Now enable that Do Not Track parameter in the browser and refresh the page where you’ve enabled GTM Preview Console. Reminder – here are the links to the most popular browsers: ChromeFirefoxIEEdgeSafariOpera.

Now, the value of that JavaScript variable should be “1”.

Do Not Track in Google Tag Manager Preview Console

Update #2! READ THIS! In the comment section of this blog post, Jen pointed out that navigator.doNotTrack works only with non-Microsoft browsers. In other words, Internet Explorer and Edge would still be tracking visitors.

In response, here’s a more robust solution, custom JavaScript variable which also supports the latter two browsers. Instead of the aforementioned JavaScript variable create this one:

  • Type: Custom JavaScript
  • Paste this code (if the variable returns “1”, then Do Not Track is enabled, otherwise it will be undefined<script>

Updated Do Not Track Variable


Blocking tracking scripts

The last step, let’s block all tracking scripts if Do Not Track JavaScript variable equals to one. There are two ways how you can do that:

#1. Update all current triggers by adding an additional condition to each one of them: JavaScript – doNotTrack does not equal to 1.
Updated GTM trigger which respects Do Not Track

#2. Or create a blocking trigger and add it as an exception to all tracking tags within GTM container. Here’s a trigger:

Blocking Trigger - Do Not Track

This trigger meets the criterion of EVERY event when Do Not Track is enabled. Now add this trigger as an exception to EVERY tracking tag (GA, Adwords, etc.) that you have in the Google Tag Manager container.

Exception in GA pageview tag

Done!
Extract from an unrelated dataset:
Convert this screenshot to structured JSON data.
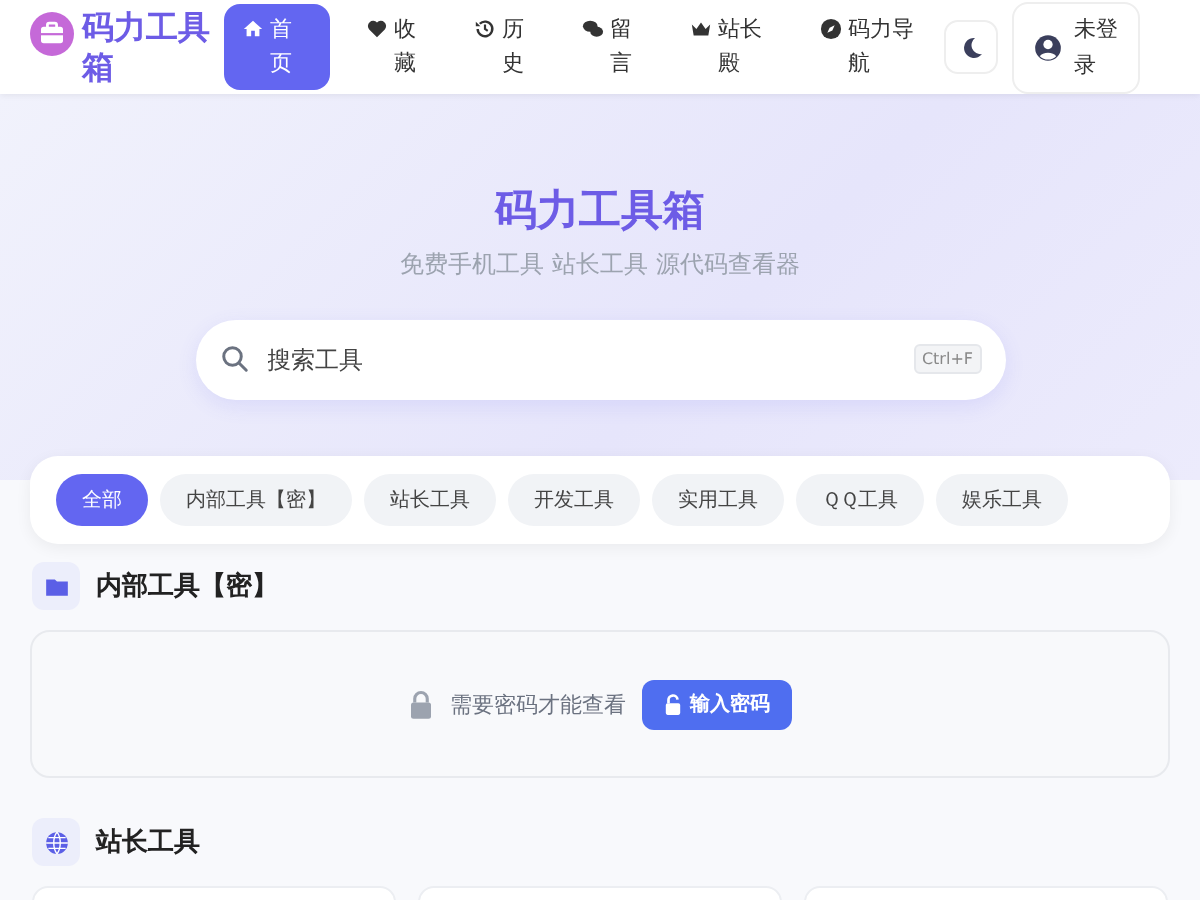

Whenever a visitor has enabled the Do Not Track parameter, all updated tags will not fire.


Final words regarding Do Not Track Parameter in Google Tag Manager

User and visitor privacy is becoming a greater concern every day (especially in the current context of GDPR, Facebook scandal, etc.) and Do Not Track parameter is one of the things you should take into the account while implementing tracking features on a website/web app.
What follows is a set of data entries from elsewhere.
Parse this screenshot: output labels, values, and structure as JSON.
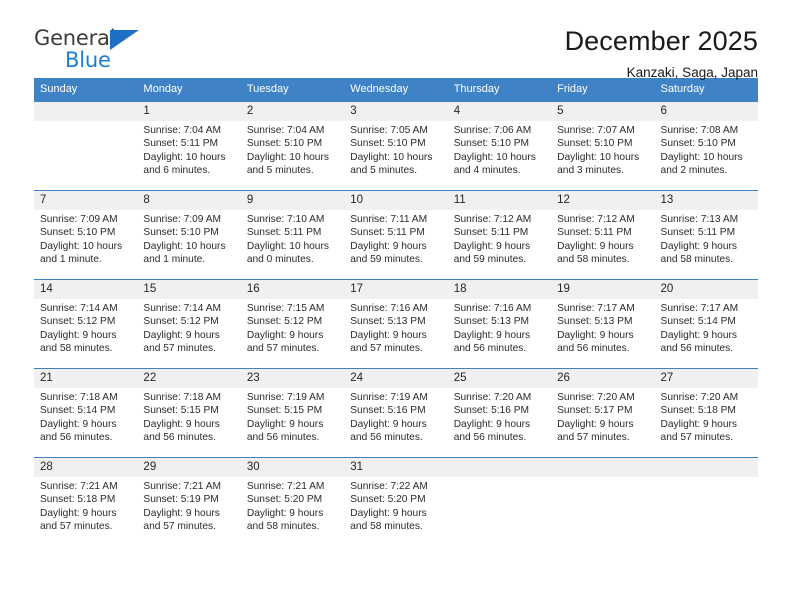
{
  "logo": {
    "primary_text": "General",
    "secondary_text": "Blue",
    "primary_color": "#3c3c3c",
    "secondary_color": "#1a7fd4",
    "triangle_color": "#1f6fc4"
  },
  "header": {
    "title": "December 2025",
    "subtitle": "Kanzaki, Saga, Japan"
  },
  "theme": {
    "header_band_color": "#3f83c6",
    "daynum_band_color": "#f0f0f0",
    "text_color": "#2b2b2b"
  },
  "calendar": {
    "weekdays": [
      "Sunday",
      "Monday",
      "Tuesday",
      "Wednesday",
      "Thursday",
      "Friday",
      "Saturday"
    ],
    "weeks": [
      [
        {
          "day": "",
          "sunrise": "",
          "sunset": "",
          "daylight": ""
        },
        {
          "day": "1",
          "sunrise": "Sunrise: 7:04 AM",
          "sunset": "Sunset: 5:11 PM",
          "daylight": "Daylight: 10 hours and 6 minutes."
        },
        {
          "day": "2",
          "sunrise": "Sunrise: 7:04 AM",
          "sunset": "Sunset: 5:10 PM",
          "daylight": "Daylight: 10 hours and 5 minutes."
        },
        {
          "day": "3",
          "sunrise": "Sunrise: 7:05 AM",
          "sunset": "Sunset: 5:10 PM",
          "daylight": "Daylight: 10 hours and 5 minutes."
        },
        {
          "day": "4",
          "sunrise": "Sunrise: 7:06 AM",
          "sunset": "Sunset: 5:10 PM",
          "daylight": "Daylight: 10 hours and 4 minutes."
        },
        {
          "day": "5",
          "sunrise": "Sunrise: 7:07 AM",
          "sunset": "Sunset: 5:10 PM",
          "daylight": "Daylight: 10 hours and 3 minutes."
        },
        {
          "day": "6",
          "sunrise": "Sunrise: 7:08 AM",
          "sunset": "Sunset: 5:10 PM",
          "daylight": "Daylight: 10 hours and 2 minutes."
        }
      ],
      [
        {
          "day": "7",
          "sunrise": "Sunrise: 7:09 AM",
          "sunset": "Sunset: 5:10 PM",
          "daylight": "Daylight: 10 hours and 1 minute."
        },
        {
          "day": "8",
          "sunrise": "Sunrise: 7:09 AM",
          "sunset": "Sunset: 5:10 PM",
          "daylight": "Daylight: 10 hours and 1 minute."
        },
        {
          "day": "9",
          "sunrise": "Sunrise: 7:10 AM",
          "sunset": "Sunset: 5:11 PM",
          "daylight": "Daylight: 10 hours and 0 minutes."
        },
        {
          "day": "10",
          "sunrise": "Sunrise: 7:11 AM",
          "sunset": "Sunset: 5:11 PM",
          "daylight": "Daylight: 9 hours and 59 minutes."
        },
        {
          "day": "11",
          "sunrise": "Sunrise: 7:12 AM",
          "sunset": "Sunset: 5:11 PM",
          "daylight": "Daylight: 9 hours and 59 minutes."
        },
        {
          "day": "12",
          "sunrise": "Sunrise: 7:12 AM",
          "sunset": "Sunset: 5:11 PM",
          "daylight": "Daylight: 9 hours and 58 minutes."
        },
        {
          "day": "13",
          "sunrise": "Sunrise: 7:13 AM",
          "sunset": "Sunset: 5:11 PM",
          "daylight": "Daylight: 9 hours and 58 minutes."
        }
      ],
      [
        {
          "day": "14",
          "sunrise": "Sunrise: 7:14 AM",
          "sunset": "Sunset: 5:12 PM",
          "daylight": "Daylight: 9 hours and 58 minutes."
        },
        {
          "day": "15",
          "sunrise": "Sunrise: 7:14 AM",
          "sunset": "Sunset: 5:12 PM",
          "daylight": "Daylight: 9 hours and 57 minutes."
        },
        {
          "day": "16",
          "sunrise": "Sunrise: 7:15 AM",
          "sunset": "Sunset: 5:12 PM",
          "daylight": "Daylight: 9 hours and 57 minutes."
        },
        {
          "day": "17",
          "sunrise": "Sunrise: 7:16 AM",
          "sunset": "Sunset: 5:13 PM",
          "daylight": "Daylight: 9 hours and 57 minutes."
        },
        {
          "day": "18",
          "sunrise": "Sunrise: 7:16 AM",
          "sunset": "Sunset: 5:13 PM",
          "daylight": "Daylight: 9 hours and 56 minutes."
        },
        {
          "day": "19",
          "sunrise": "Sunrise: 7:17 AM",
          "sunset": "Sunset: 5:13 PM",
          "daylight": "Daylight: 9 hours and 56 minutes."
        },
        {
          "day": "20",
          "sunrise": "Sunrise: 7:17 AM",
          "sunset": "Sunset: 5:14 PM",
          "daylight": "Daylight: 9 hours and 56 minutes."
        }
      ],
      [
        {
          "day": "21",
          "sunrise": "Sunrise: 7:18 AM",
          "sunset": "Sunset: 5:14 PM",
          "daylight": "Daylight: 9 hours and 56 minutes."
        },
        {
          "day": "22",
          "sunrise": "Sunrise: 7:18 AM",
          "sunset": "Sunset: 5:15 PM",
          "daylight": "Daylight: 9 hours and 56 minutes."
        },
        {
          "day": "23",
          "sunrise": "Sunrise: 7:19 AM",
          "sunset": "Sunset: 5:15 PM",
          "daylight": "Daylight: 9 hours and 56 minutes."
        },
        {
          "day": "24",
          "sunrise": "Sunrise: 7:19 AM",
          "sunset": "Sunset: 5:16 PM",
          "daylight": "Daylight: 9 hours and 56 minutes."
        },
        {
          "day": "25",
          "sunrise": "Sunrise: 7:20 AM",
          "sunset": "Sunset: 5:16 PM",
          "daylight": "Daylight: 9 hours and 56 minutes."
        },
        {
          "day": "26",
          "sunrise": "Sunrise: 7:20 AM",
          "sunset": "Sunset: 5:17 PM",
          "daylight": "Daylight: 9 hours and 57 minutes."
        },
        {
          "day": "27",
          "sunrise": "Sunrise: 7:20 AM",
          "sunset": "Sunset: 5:18 PM",
          "daylight": "Daylight: 9 hours and 57 minutes."
        }
      ],
      [
        {
          "day": "28",
          "sunrise": "Sunrise: 7:21 AM",
          "sunset": "Sunset: 5:18 PM",
          "daylight": "Daylight: 9 hours and 57 minutes."
        },
        {
          "day": "29",
          "sunrise": "Sunrise: 7:21 AM",
          "sunset": "Sunset: 5:19 PM",
          "daylight": "Daylight: 9 hours and 57 minutes."
        },
        {
          "day": "30",
          "sunrise": "Sunrise: 7:21 AM",
          "sunset": "Sunset: 5:20 PM",
          "daylight": "Daylight: 9 hours and 58 minutes."
        },
        {
          "day": "31",
          "sunrise": "Sunrise: 7:22 AM",
          "sunset": "Sunset: 5:20 PM",
          "daylight": "Daylight: 9 hours and 58 minutes."
        },
        {
          "day": "",
          "sunrise": "",
          "sunset": "",
          "daylight": ""
        },
        {
          "day": "",
          "sunrise": "",
          "sunset": "",
          "daylight": ""
        },
        {
          "day": "",
          "sunrise": "",
          "sunset": "",
          "daylight": ""
        }
      ]
    ]
  }
}
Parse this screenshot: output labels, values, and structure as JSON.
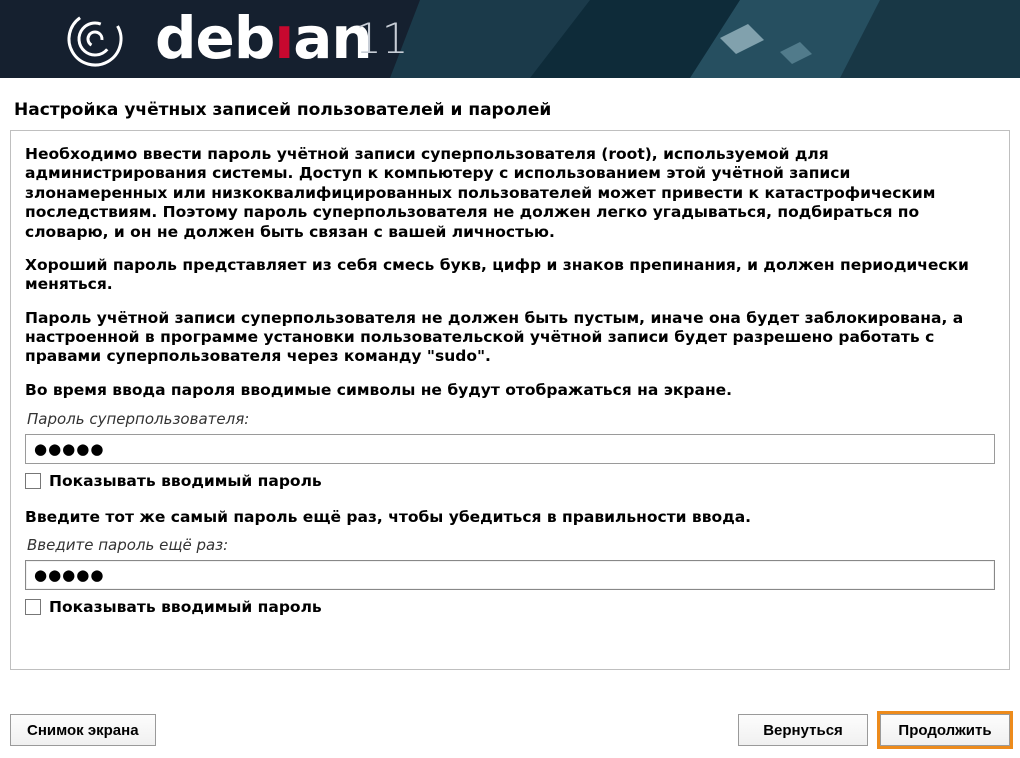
{
  "banner": {
    "brand_prefix": "deb",
    "brand_dotless_i": "ı",
    "brand_suffix": "an",
    "version": "11"
  },
  "page_title": "Настройка учётных записей пользователей и паролей",
  "instructions": {
    "p1": "Необходимо ввести пароль учётной записи суперпользователя (root), используемой для администрирования системы. Доступ к компьютеру с использованием этой учётной записи злонамеренных или низкоквалифицированных пользователей может привести к катастрофическим последствиям. Поэтому пароль суперпользователя не должен легко угадываться, подбираться по словарю, и он не должен быть связан с вашей личностью.",
    "p2": "Хороший пароль представляет из себя смесь букв, цифр и знаков препинания, и должен периодически меняться.",
    "p3": "Пароль учётной записи суперпользователя не должен быть пустым, иначе она будет заблокирована, а настроенной в программе установки пользовательской учётной записи будет разрешено работать с правами суперпользователя через команду \"sudo\".",
    "p4": "Во время ввода пароля вводимые символы не будут отображаться на экране."
  },
  "field1": {
    "label": "Пароль суперпользователя:",
    "value": "●●●●●",
    "show_label": "Показывать вводимый пароль"
  },
  "confirm_prompt": "Введите тот же самый пароль ещё раз, чтобы убедиться в правильности ввода.",
  "field2": {
    "label": "Введите пароль ещё раз:",
    "value": "●●●●●",
    "show_label": "Показывать вводимый пароль"
  },
  "buttons": {
    "screenshot": "Снимок экрана",
    "back": "Вернуться",
    "continue": "Продолжить"
  }
}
If a visitor lands on a page and his browser sends “Do Not Track” parameter, this should be considered as an explicit opt-out and you should disable all tracking. Thanks to GTM, that’s pretty easy to do.

Julius Fed

Head of Developer Operations at Omnisend. I am highly interested in Google Tag Manager, Google Analytics, Adwords, Email marketing, Email Deliverability, Digital Marketing in general. You can follow me on Twitter.